The k-nearest neighbors (KNN) technique is a simple supervised machine learning approach that may be used to address classification and regression issues. It's simple to set up and comprehend, but it has a big downside of becoming substantially slower as the bulk of the data in use rises. KNN works by calculating the distances between a query and all of the instances in the data, then picking the number of examples (K) closest to the query and voting for the most frequent label (in the case of classification) or averaging the labels (in the case of regression).

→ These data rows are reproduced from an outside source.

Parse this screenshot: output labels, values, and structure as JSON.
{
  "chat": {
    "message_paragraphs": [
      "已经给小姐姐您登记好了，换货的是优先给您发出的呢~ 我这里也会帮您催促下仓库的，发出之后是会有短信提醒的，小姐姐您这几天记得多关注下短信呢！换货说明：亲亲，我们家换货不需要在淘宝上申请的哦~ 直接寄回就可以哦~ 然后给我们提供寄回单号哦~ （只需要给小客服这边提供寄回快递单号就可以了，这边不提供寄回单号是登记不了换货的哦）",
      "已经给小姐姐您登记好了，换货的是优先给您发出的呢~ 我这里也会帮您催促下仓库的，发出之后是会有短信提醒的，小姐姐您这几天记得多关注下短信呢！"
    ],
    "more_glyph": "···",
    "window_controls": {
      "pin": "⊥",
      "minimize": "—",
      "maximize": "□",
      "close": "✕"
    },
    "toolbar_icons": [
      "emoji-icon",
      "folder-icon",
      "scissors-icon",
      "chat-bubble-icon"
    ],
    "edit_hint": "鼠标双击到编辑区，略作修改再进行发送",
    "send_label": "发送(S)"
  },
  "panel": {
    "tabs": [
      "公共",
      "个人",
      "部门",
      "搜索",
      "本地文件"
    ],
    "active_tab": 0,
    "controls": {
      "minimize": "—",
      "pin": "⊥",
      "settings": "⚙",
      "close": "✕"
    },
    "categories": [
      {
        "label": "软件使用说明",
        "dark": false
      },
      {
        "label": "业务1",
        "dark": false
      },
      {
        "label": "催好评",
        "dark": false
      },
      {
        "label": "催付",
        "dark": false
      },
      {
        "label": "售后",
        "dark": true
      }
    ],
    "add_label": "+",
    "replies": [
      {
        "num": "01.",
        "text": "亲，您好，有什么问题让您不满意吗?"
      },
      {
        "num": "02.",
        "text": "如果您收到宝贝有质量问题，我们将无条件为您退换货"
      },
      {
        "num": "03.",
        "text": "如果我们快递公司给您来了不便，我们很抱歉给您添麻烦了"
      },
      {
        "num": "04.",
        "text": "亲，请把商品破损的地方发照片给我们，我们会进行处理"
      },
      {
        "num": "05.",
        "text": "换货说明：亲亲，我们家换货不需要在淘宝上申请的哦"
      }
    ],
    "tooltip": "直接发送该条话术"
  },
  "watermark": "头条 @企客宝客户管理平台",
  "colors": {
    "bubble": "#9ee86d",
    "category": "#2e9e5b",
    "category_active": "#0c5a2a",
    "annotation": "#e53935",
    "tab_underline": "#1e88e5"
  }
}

The figure above is “Birds of a feather flock together.” Observe how, in most cases, comparable data points are near to each other in the graphic above. The KNN algorithm is based on the premise that this assumption is true enough for the algorithm to be beneficial. KNN captures the concept of similarity (also known as distance, proximity, or closeness) with certain mathematics we may have learned as children, such as calculating the distance between points on a graph. Before proceeding, it is important to understand how we compute the distance between points on a graph. If you are unfamiliar with or need a reminder on how to perform this calculation, read "Distance Between 2 Points" in its entirety and return.


  • from sklearn.neighbors import KNeighborsClassifier

Full Code Exercise of K-Neighbors Classifier

Scikit-learn is a very popular Machine Learning library for Python. In this kernel let us use it to build a machine learning model using k-Nearest Neighbors algorithm to predict whether the patients in the "Pima Indians Diabetes Dataset" have diabetes or not.

Download the file of diabetes.csv here and see the full code below :